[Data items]

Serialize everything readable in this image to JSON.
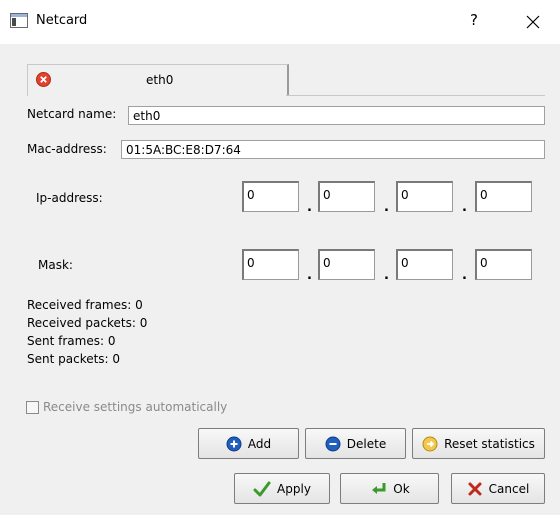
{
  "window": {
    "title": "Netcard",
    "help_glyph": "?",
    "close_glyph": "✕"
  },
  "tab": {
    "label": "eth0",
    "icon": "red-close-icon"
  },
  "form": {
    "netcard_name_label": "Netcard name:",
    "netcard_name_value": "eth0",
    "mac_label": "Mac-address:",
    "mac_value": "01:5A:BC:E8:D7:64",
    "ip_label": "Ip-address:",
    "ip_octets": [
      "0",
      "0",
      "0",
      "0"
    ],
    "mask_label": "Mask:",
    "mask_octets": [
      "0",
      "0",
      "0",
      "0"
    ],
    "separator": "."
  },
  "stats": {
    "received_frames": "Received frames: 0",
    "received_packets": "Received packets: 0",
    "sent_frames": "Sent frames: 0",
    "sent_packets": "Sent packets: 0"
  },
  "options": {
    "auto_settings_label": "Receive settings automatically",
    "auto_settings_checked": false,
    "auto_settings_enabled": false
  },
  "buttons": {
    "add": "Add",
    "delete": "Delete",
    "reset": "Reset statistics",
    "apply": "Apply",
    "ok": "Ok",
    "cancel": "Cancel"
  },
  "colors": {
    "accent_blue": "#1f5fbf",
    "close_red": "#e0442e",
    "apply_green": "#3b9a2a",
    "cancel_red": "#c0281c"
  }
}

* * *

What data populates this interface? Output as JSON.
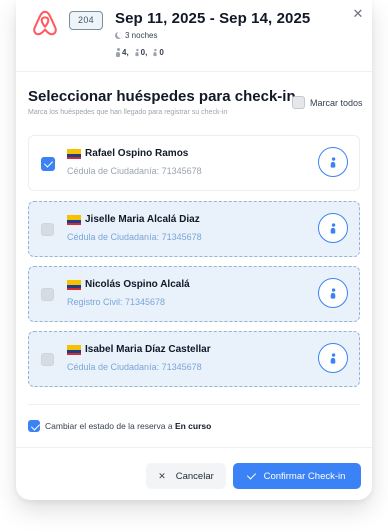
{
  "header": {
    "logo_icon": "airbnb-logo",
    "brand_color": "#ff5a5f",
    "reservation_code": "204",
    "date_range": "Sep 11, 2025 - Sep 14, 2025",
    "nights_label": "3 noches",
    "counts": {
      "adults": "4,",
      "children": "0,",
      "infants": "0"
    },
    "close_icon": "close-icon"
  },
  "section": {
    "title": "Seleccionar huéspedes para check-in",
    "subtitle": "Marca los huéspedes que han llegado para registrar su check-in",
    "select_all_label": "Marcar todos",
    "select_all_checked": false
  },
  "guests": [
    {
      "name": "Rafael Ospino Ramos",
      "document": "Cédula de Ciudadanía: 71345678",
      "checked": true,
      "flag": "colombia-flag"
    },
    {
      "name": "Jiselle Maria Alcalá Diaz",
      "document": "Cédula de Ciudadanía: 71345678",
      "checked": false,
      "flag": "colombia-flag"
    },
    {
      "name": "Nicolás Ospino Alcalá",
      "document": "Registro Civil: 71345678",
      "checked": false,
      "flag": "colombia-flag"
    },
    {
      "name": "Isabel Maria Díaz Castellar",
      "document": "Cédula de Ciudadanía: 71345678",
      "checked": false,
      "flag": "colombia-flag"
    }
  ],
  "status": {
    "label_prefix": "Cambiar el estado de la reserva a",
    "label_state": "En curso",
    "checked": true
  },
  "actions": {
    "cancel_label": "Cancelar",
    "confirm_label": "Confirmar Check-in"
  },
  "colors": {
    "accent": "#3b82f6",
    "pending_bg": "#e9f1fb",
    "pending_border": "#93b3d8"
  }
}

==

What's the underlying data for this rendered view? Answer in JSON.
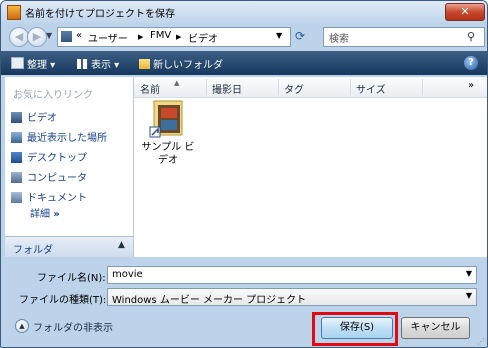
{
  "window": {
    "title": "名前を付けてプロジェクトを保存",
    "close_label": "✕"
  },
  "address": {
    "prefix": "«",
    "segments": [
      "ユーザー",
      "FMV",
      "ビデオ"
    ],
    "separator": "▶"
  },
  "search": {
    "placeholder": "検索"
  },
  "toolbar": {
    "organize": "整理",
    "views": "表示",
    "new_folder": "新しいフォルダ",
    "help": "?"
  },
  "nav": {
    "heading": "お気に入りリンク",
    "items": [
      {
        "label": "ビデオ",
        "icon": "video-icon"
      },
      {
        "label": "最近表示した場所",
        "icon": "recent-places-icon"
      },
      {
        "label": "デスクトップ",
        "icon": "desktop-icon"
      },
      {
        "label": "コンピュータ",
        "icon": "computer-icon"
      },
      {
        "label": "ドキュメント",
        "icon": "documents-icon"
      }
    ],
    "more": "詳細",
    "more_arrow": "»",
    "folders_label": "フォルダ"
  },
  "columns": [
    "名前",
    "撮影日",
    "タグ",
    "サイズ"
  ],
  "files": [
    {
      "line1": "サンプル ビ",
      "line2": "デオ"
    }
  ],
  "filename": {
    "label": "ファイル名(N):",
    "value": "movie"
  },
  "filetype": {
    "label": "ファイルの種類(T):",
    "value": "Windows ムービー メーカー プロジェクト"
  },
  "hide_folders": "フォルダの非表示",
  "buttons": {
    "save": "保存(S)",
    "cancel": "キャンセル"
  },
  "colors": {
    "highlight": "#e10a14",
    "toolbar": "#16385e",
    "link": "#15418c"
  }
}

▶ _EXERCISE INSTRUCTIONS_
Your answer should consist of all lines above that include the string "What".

▶ _SOLUTION_
What data populates this interface? Output as JSON.
What's the underlying data for this rendered view? Answer in JSON.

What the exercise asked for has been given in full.